|Description||This chapter describes the histopathological correlation of negative networkSerpiginous interconnecting broadened hypopigmented lines that surround elongated and curvilinear globules. in dermoscopyThe examination of [skin lesions] with a 'dermatoscope'. This traditionally consists of a magnifier (typically x10), a non-polarised light source, a transparent plate and a liquid medium between the instrument and the skin, and allows inspection of skin lesions unobstructed by skin surface reflections. Modern dermatoscopes dispense with the use of liquid medium and instead use polarised light to cancel out skin surface reflections.|
|Author(s)||Oriol Yélamos · Katrin Kerl · Ralph P. Braun|
|Responsible author||Ralph Braun → send e-mail|
|Status update||July 2, 2019|
|Status by||Ralph P. Braun|

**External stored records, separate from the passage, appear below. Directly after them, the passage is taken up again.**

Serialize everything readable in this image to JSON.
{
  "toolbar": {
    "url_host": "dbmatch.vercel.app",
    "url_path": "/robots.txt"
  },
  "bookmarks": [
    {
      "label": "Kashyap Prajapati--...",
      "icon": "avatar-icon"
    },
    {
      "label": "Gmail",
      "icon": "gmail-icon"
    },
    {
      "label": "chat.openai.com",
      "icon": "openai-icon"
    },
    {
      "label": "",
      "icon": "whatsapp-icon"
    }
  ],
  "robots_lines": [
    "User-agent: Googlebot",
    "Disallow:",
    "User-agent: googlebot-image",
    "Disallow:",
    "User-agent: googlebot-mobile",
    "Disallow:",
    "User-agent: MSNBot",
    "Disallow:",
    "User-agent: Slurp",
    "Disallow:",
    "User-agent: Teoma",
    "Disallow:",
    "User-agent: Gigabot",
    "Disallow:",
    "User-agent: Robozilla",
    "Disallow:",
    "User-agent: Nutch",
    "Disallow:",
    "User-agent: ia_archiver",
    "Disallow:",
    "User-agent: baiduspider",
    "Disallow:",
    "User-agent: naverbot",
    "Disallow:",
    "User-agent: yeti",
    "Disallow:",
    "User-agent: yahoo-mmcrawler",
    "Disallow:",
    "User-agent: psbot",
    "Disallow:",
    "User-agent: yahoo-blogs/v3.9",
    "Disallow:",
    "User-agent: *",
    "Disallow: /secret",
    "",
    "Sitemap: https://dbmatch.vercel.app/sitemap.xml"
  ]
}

Negative networkSerpiginous interconnecting broadened hypopigmented lines that surround elongated and curvilinear globules. (formerly also known as inverse networkThis glossary term has not yet been described.) consists of serpiginous lighter grid lines that connect between hyperpigmentedThis glossary term has not yet been described., elongated-to-curvilinear globules (Pizzichetta et al., 2014). Histologically, the negative network seems to correlate to thin elongated and hypopigmented rete ridgesEpidermal extensions that project into the underlying dermis bridging and surrounding large melanocyticThis glossary term has not yet been described. nests within a widened dermal papillae (Marghoob and Braun, 2012). The negative network is highly specific for melanomaThis glossary term has not yet been described., especially for melanomas arising in a nevus (Shitara et al., 2015), although it can also be seen in Spitz neviThis glossary term has not yet been described. and rarely in congenital neviis a type of melanocytic nevus (or mole) found in infants at birth. This type of birthmark occurs in an estimated 1% of infants worldwide; it is located in the area of the head and neck 15% of the time. (Pizzichetta et al., 2014).